Thursday, February 2, 2017

The Marriage Fantasy

The following appears in the February edition of Chicago Parent.

My husband and I recently logged in another successful year of marriage.

Our body count held steady at zero. No dishes were thrown and/or broken. The ability to feign interest in each other’s favorite topics has never been stronger.

Joe seriously thinks I like Fantasy Football. When he rambles on about possible trades or player pick-ups, I am reminded of the adults from the old Peanuts cartoon: Mwha mwha mwhua mwha.

Yet with a well-timed raised eyebrow or occasional “NO WAY,” my attentive performance goes unquestioned.

Joe and I both possess fiery personalities. Yet we rarely fight. I would like to think it has to do with the mature status of our relationship and our ongoing evolution as a couple.

But I’d totally be fibbing.

Joe loses his mind over the small things (“Where are all the clean socks…YOU KEEP SWITICHING DRAWERS!”). Though when real disaster or tragedy strikes, he holds it together.

Not me. Those are the moments I barely comprehend English, and logic and reasoning become as foreign to me as the top 10 Fantasy picks for wide receiver.

As the kids started dropping off the assembly line twelve years ago, there was definitely increased tension.
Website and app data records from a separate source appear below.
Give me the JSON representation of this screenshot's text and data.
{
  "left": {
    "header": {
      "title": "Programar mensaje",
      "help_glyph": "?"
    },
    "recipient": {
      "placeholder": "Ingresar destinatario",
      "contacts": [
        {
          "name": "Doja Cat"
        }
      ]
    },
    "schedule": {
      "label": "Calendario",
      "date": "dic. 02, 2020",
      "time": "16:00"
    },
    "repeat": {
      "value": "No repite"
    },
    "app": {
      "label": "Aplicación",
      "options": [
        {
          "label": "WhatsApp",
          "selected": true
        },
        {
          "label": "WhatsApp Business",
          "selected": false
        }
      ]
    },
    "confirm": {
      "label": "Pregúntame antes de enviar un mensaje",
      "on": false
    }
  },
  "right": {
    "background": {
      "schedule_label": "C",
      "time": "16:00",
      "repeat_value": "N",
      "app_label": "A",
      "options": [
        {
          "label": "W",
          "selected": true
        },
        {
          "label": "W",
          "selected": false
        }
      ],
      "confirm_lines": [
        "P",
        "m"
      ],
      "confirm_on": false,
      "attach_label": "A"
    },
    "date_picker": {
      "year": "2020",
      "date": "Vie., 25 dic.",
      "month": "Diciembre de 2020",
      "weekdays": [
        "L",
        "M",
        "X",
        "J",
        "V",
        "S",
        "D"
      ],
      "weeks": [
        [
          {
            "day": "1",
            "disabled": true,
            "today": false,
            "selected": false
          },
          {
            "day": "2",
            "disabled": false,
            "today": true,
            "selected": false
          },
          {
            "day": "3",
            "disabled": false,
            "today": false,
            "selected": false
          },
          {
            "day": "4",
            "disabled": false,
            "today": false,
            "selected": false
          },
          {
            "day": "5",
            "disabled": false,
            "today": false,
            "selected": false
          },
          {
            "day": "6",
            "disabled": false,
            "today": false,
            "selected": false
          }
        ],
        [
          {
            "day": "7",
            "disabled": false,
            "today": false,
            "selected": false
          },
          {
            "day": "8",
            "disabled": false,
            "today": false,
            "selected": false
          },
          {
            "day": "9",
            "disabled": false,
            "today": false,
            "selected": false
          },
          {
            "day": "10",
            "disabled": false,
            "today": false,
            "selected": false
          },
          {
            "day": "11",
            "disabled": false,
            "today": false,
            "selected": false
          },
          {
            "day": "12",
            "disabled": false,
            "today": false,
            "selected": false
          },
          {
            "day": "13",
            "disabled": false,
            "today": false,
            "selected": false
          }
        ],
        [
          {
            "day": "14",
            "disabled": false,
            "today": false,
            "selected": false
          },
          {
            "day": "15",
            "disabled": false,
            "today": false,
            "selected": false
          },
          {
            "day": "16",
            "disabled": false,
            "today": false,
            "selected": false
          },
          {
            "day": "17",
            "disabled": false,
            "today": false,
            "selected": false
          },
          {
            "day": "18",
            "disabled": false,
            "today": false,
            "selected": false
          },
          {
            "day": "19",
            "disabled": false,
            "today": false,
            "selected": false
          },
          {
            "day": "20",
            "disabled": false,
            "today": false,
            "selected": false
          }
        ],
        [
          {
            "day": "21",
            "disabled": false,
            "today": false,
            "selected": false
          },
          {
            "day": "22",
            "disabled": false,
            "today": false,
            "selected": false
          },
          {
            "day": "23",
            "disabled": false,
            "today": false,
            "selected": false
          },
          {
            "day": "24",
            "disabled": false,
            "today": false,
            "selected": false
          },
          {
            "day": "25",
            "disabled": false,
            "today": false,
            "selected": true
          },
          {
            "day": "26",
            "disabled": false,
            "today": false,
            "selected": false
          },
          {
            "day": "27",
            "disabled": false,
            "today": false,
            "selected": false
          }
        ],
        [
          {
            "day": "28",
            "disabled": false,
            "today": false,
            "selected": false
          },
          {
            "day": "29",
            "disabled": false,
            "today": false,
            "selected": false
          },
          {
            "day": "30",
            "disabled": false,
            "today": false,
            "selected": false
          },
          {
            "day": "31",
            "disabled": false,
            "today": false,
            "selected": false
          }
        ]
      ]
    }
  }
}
I had to lose the notion of “the marriage fantasy” promised to me by dozens of rom-coms and poorly written romance novels.

Now our lives were a litany of questions. Who would remember to grab formula on the way home from work? Who would take off to go to the pediatrician’s office? Who would get up for the next 3 am feeding?

And whose idea were these kids anyway?

In all seriousness, the kids were the impetus for us being together. Many of my earlier relationships failed because I sensed future bad dads. The men were often too selfish, too fragile, or too unreliable to invest myself.

When I met Joe, there was instant safety. He was okay with my brand of crazy and not easily shaken. Plus, I thought he was totally dreamy.

Joe eventually bought me a beautiful engagement ring that I never wear because I have sensory issues and I hate rings. He is okay with that.

I reluctantly went along with the idea of a wedding even though I wanted to go to Vegas and get married by Elvis. My dress was off the rack and cost about $200. I think I ordered my invitations from the same place that killed George Constanza’s fiancĂ©.

I never cared about the visuals. The big diamond. The big day. The big honeymoon (which I’m told we’ll get around to taking one day).

I cared about creating a family with someone I loved who would not run away when things got tough.

Recently, I directed my husband to the wrong school for one of the kids’ games. It was on a snowy day where we had five different events to hit. When we arrived, I realized my mistake. The actual venue was two minutes from our house, but we were now 45 minutes away.

Joe frowned, threw the car into drive, and tried his best to avoid getting another red light ticket. We made it in time for my son to play the second half.

Joe wanted to gripe, to direct his ire at me, and to go into full blown rant mode.

But he didn’t. So I questioned him about his Fantasy Football team. I asked him not to spare a single detail.

He had earned that one.

And so much more.